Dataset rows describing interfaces
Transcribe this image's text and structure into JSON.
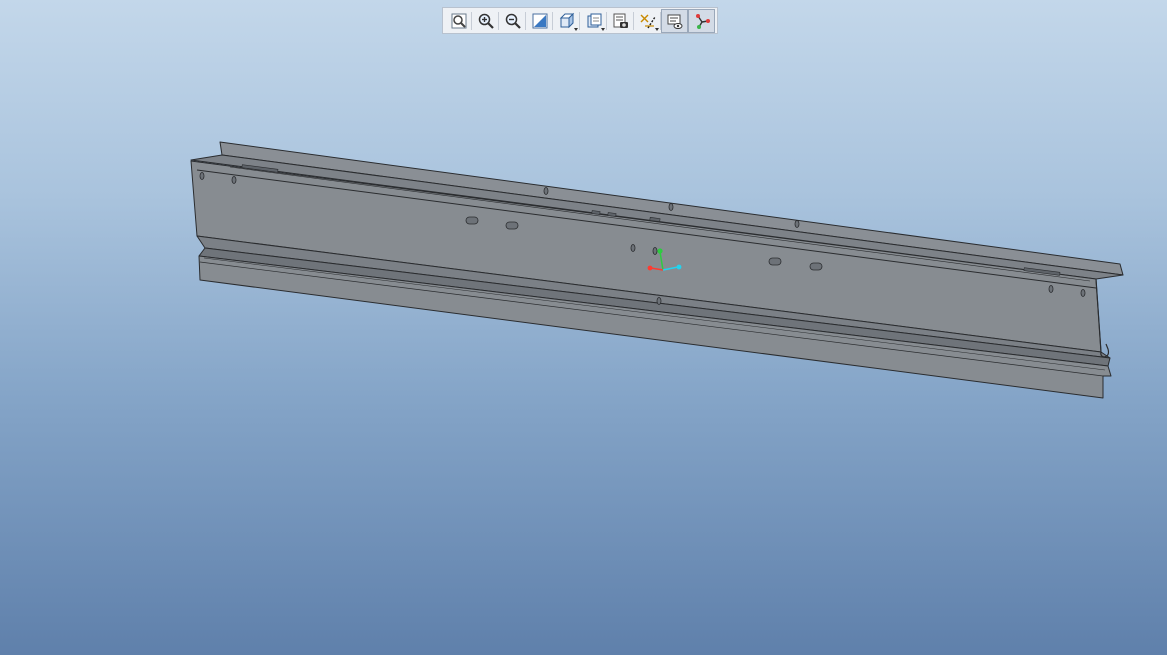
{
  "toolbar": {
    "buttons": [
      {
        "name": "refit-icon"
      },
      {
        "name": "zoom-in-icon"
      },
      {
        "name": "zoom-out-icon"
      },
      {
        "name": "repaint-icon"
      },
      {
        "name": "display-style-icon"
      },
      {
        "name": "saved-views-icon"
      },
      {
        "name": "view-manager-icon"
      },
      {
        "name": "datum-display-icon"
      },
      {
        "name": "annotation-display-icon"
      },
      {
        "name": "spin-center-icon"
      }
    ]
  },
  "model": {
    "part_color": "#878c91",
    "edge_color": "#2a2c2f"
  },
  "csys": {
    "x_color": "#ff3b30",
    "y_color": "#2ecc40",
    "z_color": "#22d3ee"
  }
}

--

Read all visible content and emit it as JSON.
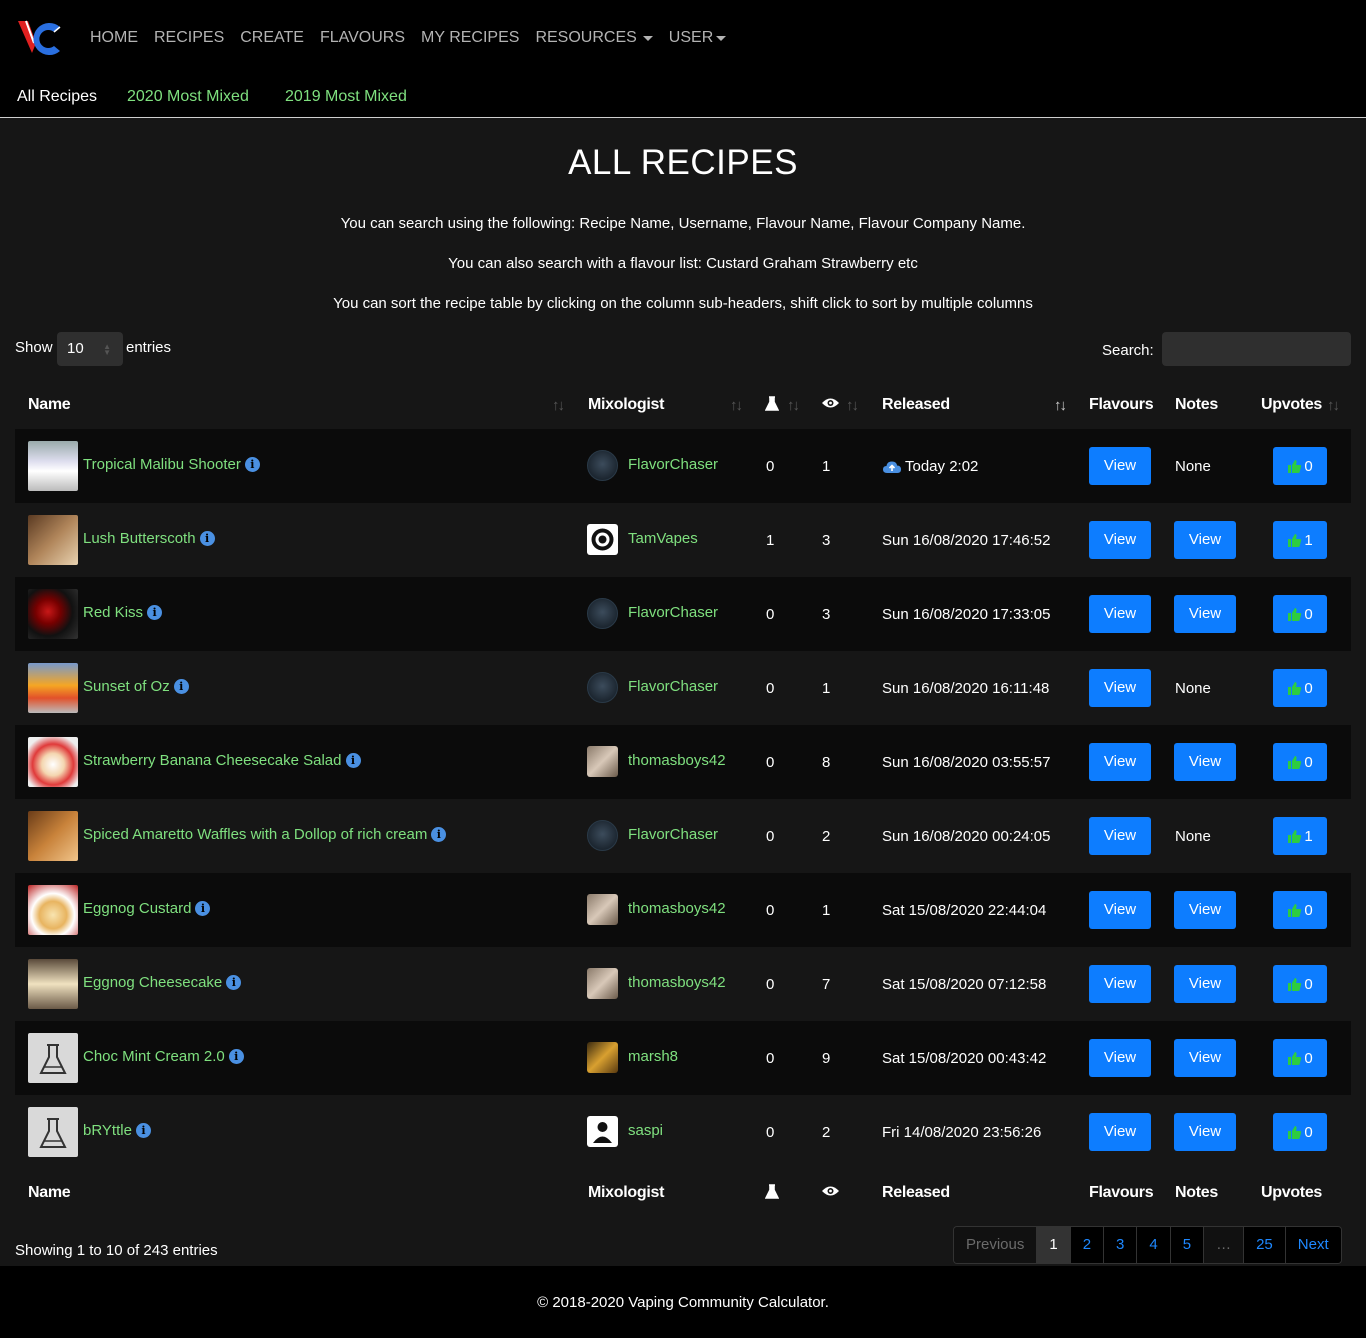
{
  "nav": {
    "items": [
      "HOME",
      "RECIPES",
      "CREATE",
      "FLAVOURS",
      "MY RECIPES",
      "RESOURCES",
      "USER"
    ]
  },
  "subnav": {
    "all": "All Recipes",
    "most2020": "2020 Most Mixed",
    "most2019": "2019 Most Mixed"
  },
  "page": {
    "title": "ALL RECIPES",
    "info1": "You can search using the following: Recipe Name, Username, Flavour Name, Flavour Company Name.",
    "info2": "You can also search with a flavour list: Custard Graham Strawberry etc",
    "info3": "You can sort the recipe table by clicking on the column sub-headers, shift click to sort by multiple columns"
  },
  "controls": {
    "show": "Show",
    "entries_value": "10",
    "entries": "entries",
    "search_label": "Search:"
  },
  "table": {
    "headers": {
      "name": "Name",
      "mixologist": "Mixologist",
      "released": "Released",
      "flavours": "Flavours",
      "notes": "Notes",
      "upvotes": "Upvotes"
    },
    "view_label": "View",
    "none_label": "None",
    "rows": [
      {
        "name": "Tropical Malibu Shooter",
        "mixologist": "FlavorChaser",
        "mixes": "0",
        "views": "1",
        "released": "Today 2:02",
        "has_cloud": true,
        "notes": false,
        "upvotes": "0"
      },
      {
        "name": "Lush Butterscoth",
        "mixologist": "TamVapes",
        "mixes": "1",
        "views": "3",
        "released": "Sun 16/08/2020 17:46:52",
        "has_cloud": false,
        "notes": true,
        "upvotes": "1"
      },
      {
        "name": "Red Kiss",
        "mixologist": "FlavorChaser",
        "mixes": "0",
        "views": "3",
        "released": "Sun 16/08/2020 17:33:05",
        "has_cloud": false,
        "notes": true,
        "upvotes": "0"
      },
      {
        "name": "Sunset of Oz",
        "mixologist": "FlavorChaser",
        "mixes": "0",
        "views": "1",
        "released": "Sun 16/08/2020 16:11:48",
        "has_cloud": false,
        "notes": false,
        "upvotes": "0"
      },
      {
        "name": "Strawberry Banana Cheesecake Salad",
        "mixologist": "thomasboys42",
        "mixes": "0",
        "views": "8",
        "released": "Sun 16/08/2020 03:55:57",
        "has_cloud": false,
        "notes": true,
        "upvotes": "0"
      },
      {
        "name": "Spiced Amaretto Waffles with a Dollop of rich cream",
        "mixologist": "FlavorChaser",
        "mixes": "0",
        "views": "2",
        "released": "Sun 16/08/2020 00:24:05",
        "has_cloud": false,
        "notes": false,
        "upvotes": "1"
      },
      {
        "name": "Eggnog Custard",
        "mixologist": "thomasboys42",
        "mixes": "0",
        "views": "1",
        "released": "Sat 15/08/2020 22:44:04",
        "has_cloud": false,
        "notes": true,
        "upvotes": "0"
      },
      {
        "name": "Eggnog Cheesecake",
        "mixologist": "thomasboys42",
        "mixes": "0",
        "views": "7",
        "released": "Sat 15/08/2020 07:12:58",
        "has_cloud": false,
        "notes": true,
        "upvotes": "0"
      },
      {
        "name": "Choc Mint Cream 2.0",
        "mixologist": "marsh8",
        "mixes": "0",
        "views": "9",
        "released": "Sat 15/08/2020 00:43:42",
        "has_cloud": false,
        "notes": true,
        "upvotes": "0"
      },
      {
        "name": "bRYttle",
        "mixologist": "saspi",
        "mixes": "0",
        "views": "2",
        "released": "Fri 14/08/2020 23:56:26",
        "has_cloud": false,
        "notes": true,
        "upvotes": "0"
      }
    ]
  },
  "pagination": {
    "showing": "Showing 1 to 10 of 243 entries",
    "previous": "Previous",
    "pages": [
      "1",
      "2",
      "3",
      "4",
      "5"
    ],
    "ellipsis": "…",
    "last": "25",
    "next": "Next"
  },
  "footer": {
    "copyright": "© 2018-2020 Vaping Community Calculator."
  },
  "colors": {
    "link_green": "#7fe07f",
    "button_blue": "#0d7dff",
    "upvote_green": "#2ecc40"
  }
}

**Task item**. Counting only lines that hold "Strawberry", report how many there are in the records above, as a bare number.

**Task response**. 2